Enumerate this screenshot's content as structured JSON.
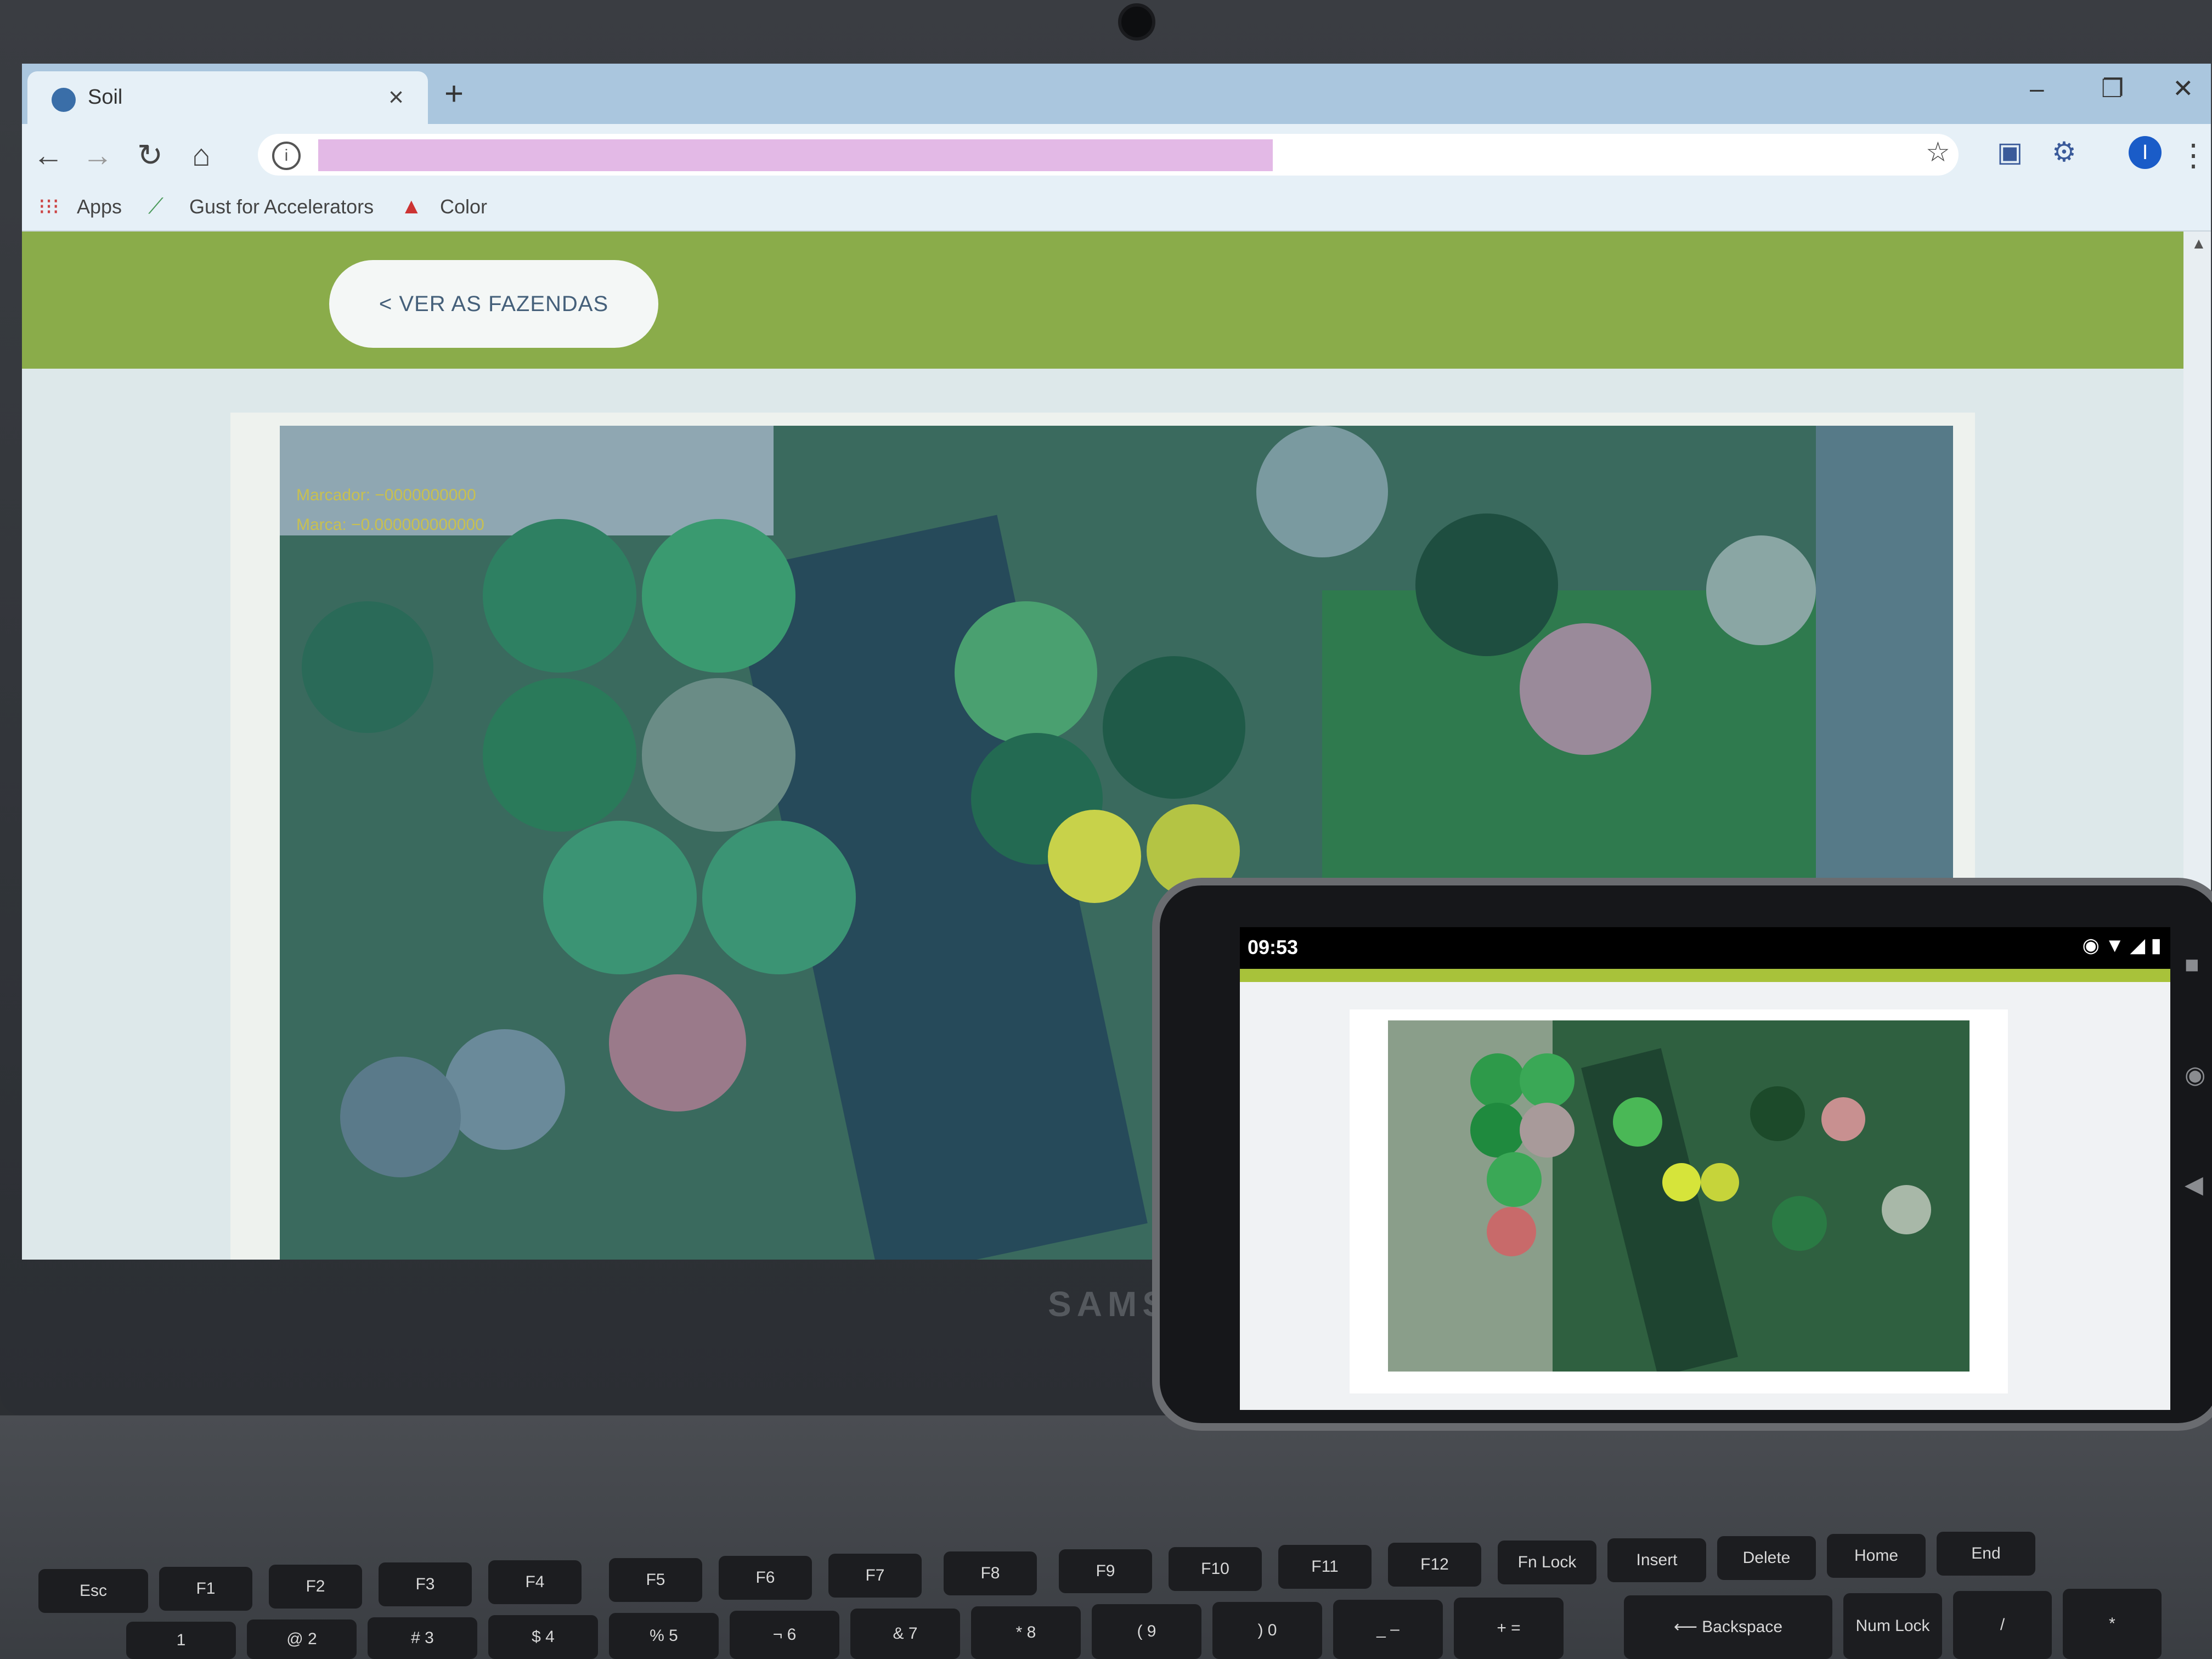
{
  "browser": {
    "tab_title": "Soil",
    "tab_close": "×",
    "new_tab": "+",
    "win_minimize": "–",
    "win_restore": "❐",
    "win_close": "✕",
    "back": "←",
    "forward": "→",
    "reload": "↻",
    "home": "⌂",
    "info": "i",
    "star": "☆",
    "profile": "I",
    "menu": "⋮",
    "bookmarks": [
      {
        "label": "Apps"
      },
      {
        "label": "Gust for Accelerators"
      },
      {
        "label": "Color"
      }
    ]
  },
  "page": {
    "back_button_label": "< VER AS FAZENDAS",
    "map_lines": [
      "Marcador: −0000000000",
      "Marca: −0.000000000000"
    ]
  },
  "laptop": {
    "brand": "SAMS"
  },
  "phone": {
    "time": "09:53",
    "status_icons": "◉ ▼ ◢ ▮"
  },
  "keyboard": {
    "row1": [
      "Esc",
      "F1",
      "F2",
      "F3",
      "F4",
      "F5",
      "F6",
      "F7",
      "F8",
      "F9",
      "F10",
      "F11",
      "F12",
      "Fn Lock",
      "Insert",
      "Delete",
      "Home",
      "End"
    ],
    "row2": [
      "!",
      "1",
      "@ 2",
      "# 3",
      "$ 4",
      "% 5",
      "¬ 6",
      "& 7",
      "* 8",
      "( 9",
      ") 0",
      "_ –",
      "+ =",
      "⟵ Backspace",
      "Num Lock",
      "/",
      "*"
    ]
  },
  "colors": {
    "header_green": "#8aac4a",
    "footer_blue": "#26407a",
    "button_bg": "#f4f7f6",
    "button_text": "#45607a"
  }
}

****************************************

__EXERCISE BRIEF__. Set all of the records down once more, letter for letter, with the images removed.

__SOLUTION FOR THIS EXERCISE__.
Enumerate this screenshot's content as structured JSON.
{
  "browser": {
    "tab_title": "Soil",
    "tab_close": "×",
    "new_tab": "+",
    "win_minimize": "–",
    "win_restore": "❐",
    "win_close": "✕",
    "back": "←",
    "forward": "→",
    "reload": "↻",
    "home": "⌂",
    "info": "i",
    "star": "☆",
    "profile": "I",
    "menu": "⋮",
    "bookmarks": [
      {
        "label": "Apps"
      },
      {
        "label": "Gust for Accelerators"
      },
      {
        "label": "Color"
      }
    ]
  },
  "page": {
    "back_button_label": "< VER AS FAZENDAS",
    "map_lines": [
      "Marcador: −0000000000",
      "Marca: −0.000000000000"
    ]
  },
  "laptop": {
    "brand": "SAMS"
  },
  "phone": {
    "time": "09:53",
    "status_icons": "◉ ▼ ◢ ▮"
  },
  "keyboard": {
    "row1": [
      "Esc",
      "F1",
      "F2",
      "F3",
      "F4",
      "F5",
      "F6",
      "F7",
      "F8",
      "F9",
      "F10",
      "F11",
      "F12",
      "Fn Lock",
      "Insert",
      "Delete",
      "Home",
      "End"
    ],
    "row2": [
      "!",
      "1",
      "@ 2",
      "# 3",
      "$ 4",
      "% 5",
      "¬ 6",
      "& 7",
      "* 8",
      "( 9",
      ") 0",
      "_ –",
      "+ =",
      "⟵ Backspace",
      "Num Lock",
      "/",
      "*"
    ]
  },
  "colors": {
    "header_green": "#8aac4a",
    "footer_blue": "#26407a",
    "button_bg": "#f4f7f6",
    "button_text": "#45607a"
  }
}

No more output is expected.